Researchers Just Discovered a Bug That Has Made Fortune 100 Companies Vulnerable to Simple Hacks Since 2008


The vulnerability was discovered in a popular open-source software package.

With nothing but a web browser and an internet connection, attackers can easily hack the websites of at least 65% of Fortune 100 companies by exploiting a vulnerability that’s existed for nearly a decade, according to a new report by security researchers.

The vulnerability was discovered in a popular open-source software package called Apache Struts, which is a programming framework for building web applications in Java.

“All versions of Struts since 2008 are affected; all web applications using the framework’s popular REST plugin are vulnerable,” according to researchers at the security firm lgtm. The REST plugin is an add-on for Struts used to handle web requests, like data sent to a server from a form a user has filled out.

The vulnerability relates to how Struts parses that kind of data and converts it into information that can be interpreted by the Java programming language. When the vulnerability is successfully exploited, malicious code can be hidden inside of such data, and executed when Struts attempts to convert it.

That means intruders could easily inject malware into web servers, possibly without being detected, and use it to steal or delete sensitive data, or infect computers with ransomware, among other things.

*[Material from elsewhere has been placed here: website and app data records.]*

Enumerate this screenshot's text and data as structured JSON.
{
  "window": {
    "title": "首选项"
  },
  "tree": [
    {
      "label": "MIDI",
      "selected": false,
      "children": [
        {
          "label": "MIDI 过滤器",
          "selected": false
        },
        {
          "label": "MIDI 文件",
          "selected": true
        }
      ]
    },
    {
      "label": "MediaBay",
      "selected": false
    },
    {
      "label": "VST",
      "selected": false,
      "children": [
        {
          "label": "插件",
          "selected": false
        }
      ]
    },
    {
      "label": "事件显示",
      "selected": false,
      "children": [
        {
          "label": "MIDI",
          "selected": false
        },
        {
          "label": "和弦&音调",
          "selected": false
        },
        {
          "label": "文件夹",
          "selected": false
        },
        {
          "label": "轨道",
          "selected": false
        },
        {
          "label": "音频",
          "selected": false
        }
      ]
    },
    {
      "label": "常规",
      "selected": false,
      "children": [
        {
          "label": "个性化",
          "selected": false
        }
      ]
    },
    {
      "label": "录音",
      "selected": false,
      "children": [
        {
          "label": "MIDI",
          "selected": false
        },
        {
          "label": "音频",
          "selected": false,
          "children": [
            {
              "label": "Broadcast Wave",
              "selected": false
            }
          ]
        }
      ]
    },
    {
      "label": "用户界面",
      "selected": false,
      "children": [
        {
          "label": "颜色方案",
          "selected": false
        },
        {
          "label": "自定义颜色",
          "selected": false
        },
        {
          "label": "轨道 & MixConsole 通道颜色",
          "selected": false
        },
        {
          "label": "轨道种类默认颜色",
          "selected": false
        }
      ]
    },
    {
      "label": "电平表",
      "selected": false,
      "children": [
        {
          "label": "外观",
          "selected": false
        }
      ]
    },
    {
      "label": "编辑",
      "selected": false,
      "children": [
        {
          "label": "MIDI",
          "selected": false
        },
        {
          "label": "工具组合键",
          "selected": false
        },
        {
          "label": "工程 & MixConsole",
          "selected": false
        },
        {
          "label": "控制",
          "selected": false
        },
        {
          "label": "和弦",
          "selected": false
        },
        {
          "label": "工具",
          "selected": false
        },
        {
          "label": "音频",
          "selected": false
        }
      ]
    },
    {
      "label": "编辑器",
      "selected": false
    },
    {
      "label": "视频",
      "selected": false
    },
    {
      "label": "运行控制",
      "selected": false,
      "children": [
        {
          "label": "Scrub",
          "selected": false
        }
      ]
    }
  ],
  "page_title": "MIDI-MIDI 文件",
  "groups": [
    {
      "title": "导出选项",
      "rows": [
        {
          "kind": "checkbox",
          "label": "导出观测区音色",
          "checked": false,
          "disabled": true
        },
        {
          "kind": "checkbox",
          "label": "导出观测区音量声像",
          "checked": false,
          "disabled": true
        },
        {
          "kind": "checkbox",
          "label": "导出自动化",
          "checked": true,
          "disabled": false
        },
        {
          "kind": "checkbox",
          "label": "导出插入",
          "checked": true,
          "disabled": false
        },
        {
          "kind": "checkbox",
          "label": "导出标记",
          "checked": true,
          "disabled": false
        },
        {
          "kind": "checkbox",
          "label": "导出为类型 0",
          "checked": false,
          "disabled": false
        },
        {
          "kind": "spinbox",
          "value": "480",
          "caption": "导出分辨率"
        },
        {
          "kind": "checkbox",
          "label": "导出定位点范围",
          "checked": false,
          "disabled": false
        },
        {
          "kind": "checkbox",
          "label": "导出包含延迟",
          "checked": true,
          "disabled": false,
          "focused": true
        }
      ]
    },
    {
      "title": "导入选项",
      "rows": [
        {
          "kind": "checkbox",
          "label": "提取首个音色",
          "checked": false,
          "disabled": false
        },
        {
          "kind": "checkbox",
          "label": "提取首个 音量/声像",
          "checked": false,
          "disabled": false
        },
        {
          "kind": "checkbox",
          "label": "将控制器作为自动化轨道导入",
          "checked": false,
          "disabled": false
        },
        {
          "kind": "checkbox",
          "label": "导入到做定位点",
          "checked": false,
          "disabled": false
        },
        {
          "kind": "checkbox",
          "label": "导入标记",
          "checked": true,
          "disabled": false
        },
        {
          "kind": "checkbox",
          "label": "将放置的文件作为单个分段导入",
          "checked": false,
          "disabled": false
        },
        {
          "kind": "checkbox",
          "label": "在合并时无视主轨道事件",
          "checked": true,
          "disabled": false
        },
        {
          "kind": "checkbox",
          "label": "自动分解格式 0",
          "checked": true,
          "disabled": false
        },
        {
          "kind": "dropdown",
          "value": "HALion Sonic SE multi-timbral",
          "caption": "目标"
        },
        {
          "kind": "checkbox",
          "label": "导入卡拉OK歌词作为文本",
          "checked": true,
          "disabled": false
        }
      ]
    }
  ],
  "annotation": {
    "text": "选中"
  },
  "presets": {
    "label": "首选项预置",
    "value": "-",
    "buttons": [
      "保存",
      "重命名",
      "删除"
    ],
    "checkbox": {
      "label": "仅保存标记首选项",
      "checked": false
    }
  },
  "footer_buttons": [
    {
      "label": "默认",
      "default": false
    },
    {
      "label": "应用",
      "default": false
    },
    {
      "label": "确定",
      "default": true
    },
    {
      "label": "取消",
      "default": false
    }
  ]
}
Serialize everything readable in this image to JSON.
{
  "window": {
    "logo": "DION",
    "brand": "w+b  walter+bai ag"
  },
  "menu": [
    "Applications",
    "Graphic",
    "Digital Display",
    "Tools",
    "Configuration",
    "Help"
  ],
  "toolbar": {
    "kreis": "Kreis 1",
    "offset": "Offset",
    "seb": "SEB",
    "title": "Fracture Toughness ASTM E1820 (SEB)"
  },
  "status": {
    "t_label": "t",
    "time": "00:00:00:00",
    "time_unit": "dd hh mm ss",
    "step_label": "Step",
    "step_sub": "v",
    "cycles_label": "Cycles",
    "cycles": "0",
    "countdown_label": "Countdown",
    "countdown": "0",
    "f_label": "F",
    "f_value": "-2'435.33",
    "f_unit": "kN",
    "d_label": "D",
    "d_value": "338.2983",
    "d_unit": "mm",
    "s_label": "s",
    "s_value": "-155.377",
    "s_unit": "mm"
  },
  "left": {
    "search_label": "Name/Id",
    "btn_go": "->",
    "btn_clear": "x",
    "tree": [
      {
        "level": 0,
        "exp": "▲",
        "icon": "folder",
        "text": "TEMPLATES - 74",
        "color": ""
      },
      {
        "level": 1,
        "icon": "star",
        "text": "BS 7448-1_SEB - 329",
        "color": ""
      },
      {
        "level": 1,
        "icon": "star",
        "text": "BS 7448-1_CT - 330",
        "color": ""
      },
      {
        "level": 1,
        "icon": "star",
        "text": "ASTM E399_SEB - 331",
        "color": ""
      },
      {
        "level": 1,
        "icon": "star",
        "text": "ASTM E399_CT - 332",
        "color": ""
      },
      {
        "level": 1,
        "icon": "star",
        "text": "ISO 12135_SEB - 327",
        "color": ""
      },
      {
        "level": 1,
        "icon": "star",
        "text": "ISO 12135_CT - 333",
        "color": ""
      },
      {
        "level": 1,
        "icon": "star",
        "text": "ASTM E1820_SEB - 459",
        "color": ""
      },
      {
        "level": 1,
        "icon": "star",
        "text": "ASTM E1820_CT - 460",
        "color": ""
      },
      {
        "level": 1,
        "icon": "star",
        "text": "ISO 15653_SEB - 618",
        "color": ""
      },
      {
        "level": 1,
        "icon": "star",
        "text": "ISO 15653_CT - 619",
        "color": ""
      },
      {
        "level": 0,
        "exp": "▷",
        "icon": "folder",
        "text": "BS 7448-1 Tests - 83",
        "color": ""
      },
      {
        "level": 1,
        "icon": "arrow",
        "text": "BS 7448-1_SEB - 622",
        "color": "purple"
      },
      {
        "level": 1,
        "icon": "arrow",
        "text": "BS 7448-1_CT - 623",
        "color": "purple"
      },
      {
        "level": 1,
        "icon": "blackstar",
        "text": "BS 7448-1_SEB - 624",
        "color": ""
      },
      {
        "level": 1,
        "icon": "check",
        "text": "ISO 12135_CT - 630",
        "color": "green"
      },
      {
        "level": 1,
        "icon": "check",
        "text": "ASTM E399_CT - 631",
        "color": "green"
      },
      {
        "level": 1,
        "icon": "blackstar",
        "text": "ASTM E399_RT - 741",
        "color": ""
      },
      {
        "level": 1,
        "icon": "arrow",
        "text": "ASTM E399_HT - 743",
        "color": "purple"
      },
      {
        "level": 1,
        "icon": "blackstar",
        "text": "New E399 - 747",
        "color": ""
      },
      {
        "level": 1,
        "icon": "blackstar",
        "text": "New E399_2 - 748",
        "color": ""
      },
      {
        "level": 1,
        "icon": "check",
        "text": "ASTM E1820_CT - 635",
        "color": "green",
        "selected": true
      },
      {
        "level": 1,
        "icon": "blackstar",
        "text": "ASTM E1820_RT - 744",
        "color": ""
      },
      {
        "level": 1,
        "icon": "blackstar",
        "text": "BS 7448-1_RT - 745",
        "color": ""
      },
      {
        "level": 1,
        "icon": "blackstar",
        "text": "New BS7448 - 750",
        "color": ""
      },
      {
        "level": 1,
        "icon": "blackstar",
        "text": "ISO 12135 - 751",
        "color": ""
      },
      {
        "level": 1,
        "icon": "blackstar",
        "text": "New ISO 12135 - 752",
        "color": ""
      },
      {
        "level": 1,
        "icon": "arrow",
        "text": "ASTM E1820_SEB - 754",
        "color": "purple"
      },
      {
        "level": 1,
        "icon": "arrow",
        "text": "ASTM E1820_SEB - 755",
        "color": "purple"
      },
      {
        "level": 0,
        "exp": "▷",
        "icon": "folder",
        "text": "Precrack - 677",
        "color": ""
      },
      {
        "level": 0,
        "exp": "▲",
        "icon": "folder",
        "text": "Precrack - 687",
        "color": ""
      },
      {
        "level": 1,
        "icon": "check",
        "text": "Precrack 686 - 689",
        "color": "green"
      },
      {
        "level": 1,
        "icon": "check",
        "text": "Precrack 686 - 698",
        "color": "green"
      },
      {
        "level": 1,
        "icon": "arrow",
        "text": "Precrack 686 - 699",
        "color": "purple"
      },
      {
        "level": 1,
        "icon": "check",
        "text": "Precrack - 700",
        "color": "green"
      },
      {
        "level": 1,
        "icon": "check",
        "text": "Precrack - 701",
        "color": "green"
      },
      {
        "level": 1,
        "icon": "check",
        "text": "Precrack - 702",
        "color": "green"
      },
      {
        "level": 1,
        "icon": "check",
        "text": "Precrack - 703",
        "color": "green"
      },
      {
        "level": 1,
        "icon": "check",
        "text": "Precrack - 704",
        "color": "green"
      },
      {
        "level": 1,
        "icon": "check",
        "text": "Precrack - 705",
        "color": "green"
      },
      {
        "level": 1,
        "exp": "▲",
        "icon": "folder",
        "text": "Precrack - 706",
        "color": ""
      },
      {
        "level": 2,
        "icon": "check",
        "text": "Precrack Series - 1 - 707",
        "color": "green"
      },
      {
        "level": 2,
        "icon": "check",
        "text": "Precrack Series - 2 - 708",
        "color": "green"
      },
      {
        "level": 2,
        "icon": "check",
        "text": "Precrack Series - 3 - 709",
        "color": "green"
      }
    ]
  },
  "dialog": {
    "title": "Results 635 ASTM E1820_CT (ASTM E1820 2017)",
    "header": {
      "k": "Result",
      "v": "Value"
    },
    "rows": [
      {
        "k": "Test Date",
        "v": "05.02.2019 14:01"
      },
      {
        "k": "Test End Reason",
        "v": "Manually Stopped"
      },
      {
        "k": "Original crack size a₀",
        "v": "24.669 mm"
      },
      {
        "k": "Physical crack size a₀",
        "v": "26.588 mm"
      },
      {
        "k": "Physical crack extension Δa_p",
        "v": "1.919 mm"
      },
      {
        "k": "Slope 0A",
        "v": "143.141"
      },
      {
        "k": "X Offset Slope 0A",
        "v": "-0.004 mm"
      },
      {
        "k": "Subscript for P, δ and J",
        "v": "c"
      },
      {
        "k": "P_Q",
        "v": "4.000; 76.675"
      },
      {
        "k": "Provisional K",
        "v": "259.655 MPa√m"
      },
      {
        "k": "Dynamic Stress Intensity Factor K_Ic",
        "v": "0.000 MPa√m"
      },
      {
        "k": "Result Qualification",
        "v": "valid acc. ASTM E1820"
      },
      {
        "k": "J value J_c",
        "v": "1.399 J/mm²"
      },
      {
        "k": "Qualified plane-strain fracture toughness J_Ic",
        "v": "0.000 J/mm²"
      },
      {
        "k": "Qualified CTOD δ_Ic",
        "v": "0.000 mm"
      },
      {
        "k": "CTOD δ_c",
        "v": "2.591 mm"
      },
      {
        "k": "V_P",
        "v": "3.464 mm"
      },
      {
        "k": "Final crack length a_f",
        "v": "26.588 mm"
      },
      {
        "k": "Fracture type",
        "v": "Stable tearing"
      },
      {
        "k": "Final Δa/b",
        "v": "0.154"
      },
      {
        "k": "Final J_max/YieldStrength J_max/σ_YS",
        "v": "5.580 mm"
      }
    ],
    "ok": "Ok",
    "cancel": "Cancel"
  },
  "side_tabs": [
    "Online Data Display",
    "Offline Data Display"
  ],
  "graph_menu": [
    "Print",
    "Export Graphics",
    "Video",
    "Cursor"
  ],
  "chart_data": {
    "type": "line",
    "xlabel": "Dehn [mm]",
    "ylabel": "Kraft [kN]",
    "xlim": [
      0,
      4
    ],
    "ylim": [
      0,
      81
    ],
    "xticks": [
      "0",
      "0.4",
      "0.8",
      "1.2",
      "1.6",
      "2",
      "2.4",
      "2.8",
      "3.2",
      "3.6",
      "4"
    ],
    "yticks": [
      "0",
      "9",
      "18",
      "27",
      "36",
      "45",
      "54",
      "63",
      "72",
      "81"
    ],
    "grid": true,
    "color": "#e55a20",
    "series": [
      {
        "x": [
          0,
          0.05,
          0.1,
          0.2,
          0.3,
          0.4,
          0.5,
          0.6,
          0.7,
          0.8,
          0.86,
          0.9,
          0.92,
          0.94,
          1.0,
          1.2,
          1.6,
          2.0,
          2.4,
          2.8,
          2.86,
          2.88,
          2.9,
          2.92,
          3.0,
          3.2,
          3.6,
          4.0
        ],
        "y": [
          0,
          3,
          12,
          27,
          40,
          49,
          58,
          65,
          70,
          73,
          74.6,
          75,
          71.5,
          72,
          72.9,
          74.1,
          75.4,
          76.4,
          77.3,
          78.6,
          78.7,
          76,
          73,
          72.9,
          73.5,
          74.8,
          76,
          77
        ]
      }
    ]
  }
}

Researchers at lgtm say they’ve developed a “simple working exploit for this vulnerability,” as well as a patch that will fix it, which has been integrated into the latest version of Apache Struts. The researchers are holding off on publishing their exploit to give users a chance to update their software. Whether hackers had discovered the bug at any point in the past nine years is unclear, but lgtm has found no evidence of an exploit being circulated online, on black market websites or elsewhere.

“At the time of the announcement there is no suggestion that an exploit is publicly available, but it is likely that there will be one soon,” the researchers said in their report.

Still, the widespread use of Struts and the ease with which hackers could exploit the vulnerability is cause for concern, the researchers said.

“Struts is used in several airline booking systems, as well as a number of financial institutions who use it in internet banking applications,” according to Man Yue Mo, a researcher at lgtm. “On top of that, it is incredibly easy for an attacker to exploit this weakness: all you need is a web browser. Organizations who use Struts should upgrade their components immediately.”